Exercise goal
Which lines in the records below mention the word "condition"? Copy each one out.

=== Begin Enclosure ===

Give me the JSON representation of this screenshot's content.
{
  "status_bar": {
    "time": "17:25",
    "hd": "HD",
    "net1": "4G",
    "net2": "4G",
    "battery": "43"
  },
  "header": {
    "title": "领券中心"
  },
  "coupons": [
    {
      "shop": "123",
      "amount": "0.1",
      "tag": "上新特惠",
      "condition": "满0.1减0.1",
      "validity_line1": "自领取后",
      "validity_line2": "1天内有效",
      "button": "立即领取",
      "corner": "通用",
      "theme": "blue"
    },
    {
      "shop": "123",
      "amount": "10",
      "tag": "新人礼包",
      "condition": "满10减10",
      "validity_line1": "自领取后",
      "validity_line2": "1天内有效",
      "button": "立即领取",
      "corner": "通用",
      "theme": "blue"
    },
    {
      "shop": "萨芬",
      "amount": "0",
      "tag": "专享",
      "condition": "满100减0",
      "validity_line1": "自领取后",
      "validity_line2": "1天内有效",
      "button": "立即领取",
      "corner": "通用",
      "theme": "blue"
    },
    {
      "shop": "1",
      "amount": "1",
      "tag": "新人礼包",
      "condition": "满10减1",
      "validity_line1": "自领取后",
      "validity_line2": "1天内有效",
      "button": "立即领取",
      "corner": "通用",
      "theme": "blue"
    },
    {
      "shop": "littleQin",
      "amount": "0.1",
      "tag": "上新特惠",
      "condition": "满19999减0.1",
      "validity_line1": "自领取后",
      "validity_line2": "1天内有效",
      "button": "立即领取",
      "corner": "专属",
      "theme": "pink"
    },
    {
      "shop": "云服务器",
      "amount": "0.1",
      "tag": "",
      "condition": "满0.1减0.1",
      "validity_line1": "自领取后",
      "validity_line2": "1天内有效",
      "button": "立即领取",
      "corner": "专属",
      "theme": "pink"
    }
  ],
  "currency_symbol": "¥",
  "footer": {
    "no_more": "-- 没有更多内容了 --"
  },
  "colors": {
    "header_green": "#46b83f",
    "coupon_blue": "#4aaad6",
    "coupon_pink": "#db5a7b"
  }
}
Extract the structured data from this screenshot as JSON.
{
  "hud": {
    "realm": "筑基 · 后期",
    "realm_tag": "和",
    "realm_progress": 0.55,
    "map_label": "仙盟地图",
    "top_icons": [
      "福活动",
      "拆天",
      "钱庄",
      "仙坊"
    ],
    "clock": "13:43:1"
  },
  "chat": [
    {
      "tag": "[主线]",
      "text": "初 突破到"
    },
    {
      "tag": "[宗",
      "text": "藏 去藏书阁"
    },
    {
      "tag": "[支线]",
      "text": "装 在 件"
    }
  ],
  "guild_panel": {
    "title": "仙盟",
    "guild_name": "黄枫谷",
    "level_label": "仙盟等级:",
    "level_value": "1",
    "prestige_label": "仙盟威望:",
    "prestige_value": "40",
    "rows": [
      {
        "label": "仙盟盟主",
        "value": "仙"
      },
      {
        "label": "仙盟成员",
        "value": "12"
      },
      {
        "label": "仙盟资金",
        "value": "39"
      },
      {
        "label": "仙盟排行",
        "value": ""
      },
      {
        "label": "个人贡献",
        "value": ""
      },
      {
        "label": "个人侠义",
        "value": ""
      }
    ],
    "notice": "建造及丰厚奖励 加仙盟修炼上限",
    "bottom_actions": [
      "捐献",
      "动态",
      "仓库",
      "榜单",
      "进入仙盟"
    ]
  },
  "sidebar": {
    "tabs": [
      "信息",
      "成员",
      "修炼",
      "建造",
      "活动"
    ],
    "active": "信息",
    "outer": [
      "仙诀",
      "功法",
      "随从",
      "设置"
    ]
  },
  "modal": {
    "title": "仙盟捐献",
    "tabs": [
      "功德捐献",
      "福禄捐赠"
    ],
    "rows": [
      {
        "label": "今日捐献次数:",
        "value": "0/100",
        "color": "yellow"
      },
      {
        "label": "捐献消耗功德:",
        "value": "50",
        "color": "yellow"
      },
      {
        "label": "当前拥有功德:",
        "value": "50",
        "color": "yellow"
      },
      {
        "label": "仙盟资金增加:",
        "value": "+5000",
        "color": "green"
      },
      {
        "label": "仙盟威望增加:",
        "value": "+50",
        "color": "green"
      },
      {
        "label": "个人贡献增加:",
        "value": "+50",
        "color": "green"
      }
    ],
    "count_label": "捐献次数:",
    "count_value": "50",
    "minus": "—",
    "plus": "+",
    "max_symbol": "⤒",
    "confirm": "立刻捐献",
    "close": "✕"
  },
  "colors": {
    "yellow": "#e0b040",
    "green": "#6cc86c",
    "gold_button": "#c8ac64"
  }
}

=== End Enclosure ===

Solution
      "condition": "满0.1减0.1",
      "condition": "满10减10",
      "condition": "满100减0",
      "condition": "满10减1",
      "condition": "满19999减0.1",
      "condition": "满0.1减0.1",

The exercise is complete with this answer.